Exercise instructions: The answer must be an exact restatement of all the data.

======== Materials provided ========

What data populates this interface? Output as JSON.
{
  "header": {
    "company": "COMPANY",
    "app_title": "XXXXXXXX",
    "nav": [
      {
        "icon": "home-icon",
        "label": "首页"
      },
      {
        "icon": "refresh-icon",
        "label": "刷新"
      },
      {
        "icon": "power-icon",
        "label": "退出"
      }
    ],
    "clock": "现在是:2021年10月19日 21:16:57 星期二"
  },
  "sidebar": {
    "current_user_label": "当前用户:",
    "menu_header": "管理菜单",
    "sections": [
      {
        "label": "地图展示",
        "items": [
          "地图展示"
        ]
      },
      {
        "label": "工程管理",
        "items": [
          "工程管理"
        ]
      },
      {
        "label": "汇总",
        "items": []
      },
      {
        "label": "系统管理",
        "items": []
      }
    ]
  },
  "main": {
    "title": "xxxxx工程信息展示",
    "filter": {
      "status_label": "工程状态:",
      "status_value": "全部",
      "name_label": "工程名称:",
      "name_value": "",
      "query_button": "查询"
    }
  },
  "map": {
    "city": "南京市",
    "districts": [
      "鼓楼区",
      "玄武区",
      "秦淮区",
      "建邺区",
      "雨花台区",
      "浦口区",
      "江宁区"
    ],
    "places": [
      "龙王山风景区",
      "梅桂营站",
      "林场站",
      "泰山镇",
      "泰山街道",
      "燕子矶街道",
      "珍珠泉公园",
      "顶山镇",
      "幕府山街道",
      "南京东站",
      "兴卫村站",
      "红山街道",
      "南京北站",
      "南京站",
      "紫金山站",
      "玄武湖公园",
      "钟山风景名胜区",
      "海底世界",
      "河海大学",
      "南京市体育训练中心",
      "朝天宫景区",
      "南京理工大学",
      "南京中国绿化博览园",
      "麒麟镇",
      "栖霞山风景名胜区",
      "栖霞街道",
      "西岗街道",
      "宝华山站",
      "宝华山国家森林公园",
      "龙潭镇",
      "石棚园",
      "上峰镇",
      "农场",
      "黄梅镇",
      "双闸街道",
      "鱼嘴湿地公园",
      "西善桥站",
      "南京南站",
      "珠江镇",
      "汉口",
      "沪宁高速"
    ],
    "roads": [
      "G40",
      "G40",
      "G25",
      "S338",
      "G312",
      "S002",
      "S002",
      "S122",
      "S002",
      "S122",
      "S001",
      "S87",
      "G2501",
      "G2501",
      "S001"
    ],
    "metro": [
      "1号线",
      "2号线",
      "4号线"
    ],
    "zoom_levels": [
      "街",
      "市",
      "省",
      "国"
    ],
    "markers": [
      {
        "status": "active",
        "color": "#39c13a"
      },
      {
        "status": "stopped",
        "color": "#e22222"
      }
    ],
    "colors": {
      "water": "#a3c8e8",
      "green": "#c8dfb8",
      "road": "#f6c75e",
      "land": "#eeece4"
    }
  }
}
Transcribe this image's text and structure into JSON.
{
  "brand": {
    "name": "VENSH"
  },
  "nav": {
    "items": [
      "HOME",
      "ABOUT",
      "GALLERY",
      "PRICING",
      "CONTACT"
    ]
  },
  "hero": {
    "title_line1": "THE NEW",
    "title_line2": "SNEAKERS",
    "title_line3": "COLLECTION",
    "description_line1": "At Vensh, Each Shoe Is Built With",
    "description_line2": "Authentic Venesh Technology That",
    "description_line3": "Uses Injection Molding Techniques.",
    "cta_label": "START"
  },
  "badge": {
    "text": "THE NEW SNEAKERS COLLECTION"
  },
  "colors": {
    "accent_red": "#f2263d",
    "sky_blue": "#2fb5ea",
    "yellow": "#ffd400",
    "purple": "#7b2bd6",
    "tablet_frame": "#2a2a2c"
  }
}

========

Output of the exercise:
What data populates this interface? Output as JSON.
{
  "header": {
    "company": "COMPANY",
    "app_title": "XXXXXXXX",
    "nav": [
      {
        "icon": "home-icon",
        "label": "首页"
      },
      {
        "icon": "refresh-icon",
        "label": "刷新"
      },
      {
        "icon": "power-icon",
        "label": "退出"
      }
    ],
    "clock": "现在是:2021年10月19日 21:16:57 星期二"
  },
  "sidebar": {
    "current_user_label": "当前用户:",
    "menu_header": "管理菜单",
    "sections": [
      {
        "label": "地图展示",
        "items": [
          "地图展示"
        ]
      },
      {
        "label": "工程管理",
        "items": [
          "工程管理"
        ]
      },
      {
        "label": "汇总",
        "items": []
      },
      {
        "label": "系统管理",
        "items": []
      }
    ]
  },
  "main": {
    "title": "xxxxx工程信息展示",
    "filter": {
      "status_label": "工程状态:",
      "status_value": "全部",
      "name_label": "工程名称:",
      "name_value": "",
      "query_button": "查询"
    }
  },
  "map": {
    "city": "南京市",
    "districts": [
      "鼓楼区",
      "玄武区",
      "秦淮区",
      "建邺区",
      "雨花台区",
      "浦口区",
      "江宁区"
    ],
    "places": [
      "龙王山风景区",
      "梅桂营站",
      "林场站",
      "泰山镇",
      "泰山街道",
      "燕子矶街道",
      "珍珠泉公园",
      "顶山镇",
      "幕府山街道",
      "南京东站",
      "兴卫村站",
      "红山街道",
      "南京北站",
      "南京站",
      "紫金山站",
      "玄武湖公园",
      "钟山风景名胜区",
      "海底世界",
      "河海大学",
      "南京市体育训练中心",
      "朝天宫景区",
      "南京理工大学",
      "南京中国绿化博览园",
      "麒麟镇",
      "栖霞山风景名胜区",
      "栖霞街道",
      "西岗街道",
      "宝华山站",
      "宝华山国家森林公园",
      "龙潭镇",
      "石棚园",
      "上峰镇",
      "农场",
      "黄梅镇",
      "双闸街道",
      "鱼嘴湿地公园",
      "西善桥站",
      "南京南站",
      "珠江镇",
      "汉口",
      "沪宁高速"
    ],
    "roads": [
      "G40",
      "G40",
      "G25",
      "S338",
      "G312",
      "S002",
      "S002",
      "S122",
      "S002",
      "S122",
      "S001",
      "S87",
      "G2501",
      "G2501",
      "S001"
    ],
    "metro": [
      "1号线",
      "2号线",
      "4号线"
    ],
    "zoom_levels": [
      "街",
      "市",
      "省",
      "国"
    ],
    "markers": [
      {
        "status": "active",
        "color": "#39c13a"
      },
      {
        "status": "stopped",
        "color": "#e22222"
      }
    ],
    "colors": {
      "water": "#a3c8e8",
      "green": "#c8dfb8",
      "road": "#f6c75e",
      "land": "#eeece4"
    }
  }
}
Transcribe this image's text and structure into JSON.
{
  "brand": {
    "name": "VENSH"
  },
  "nav": {
    "items": [
      "HOME",
      "ABOUT",
      "GALLERY",
      "PRICING",
      "CONTACT"
    ]
  },
  "hero": {
    "title_line1": "THE NEW",
    "title_line2": "SNEAKERS",
    "title_line3": "COLLECTION",
    "description_line1": "At Vensh, Each Shoe Is Built With",
    "description_line2": "Authentic Venesh Technology That",
    "description_line3": "Uses Injection Molding Techniques.",
    "cta_label": "START"
  },
  "badge": {
    "text": "THE NEW SNEAKERS COLLECTION"
  },
  "colors": {
    "accent_red": "#f2263d",
    "sky_blue": "#2fb5ea",
    "yellow": "#ffd400",
    "purple": "#7b2bd6",
    "tablet_frame": "#2a2a2c"
  }
}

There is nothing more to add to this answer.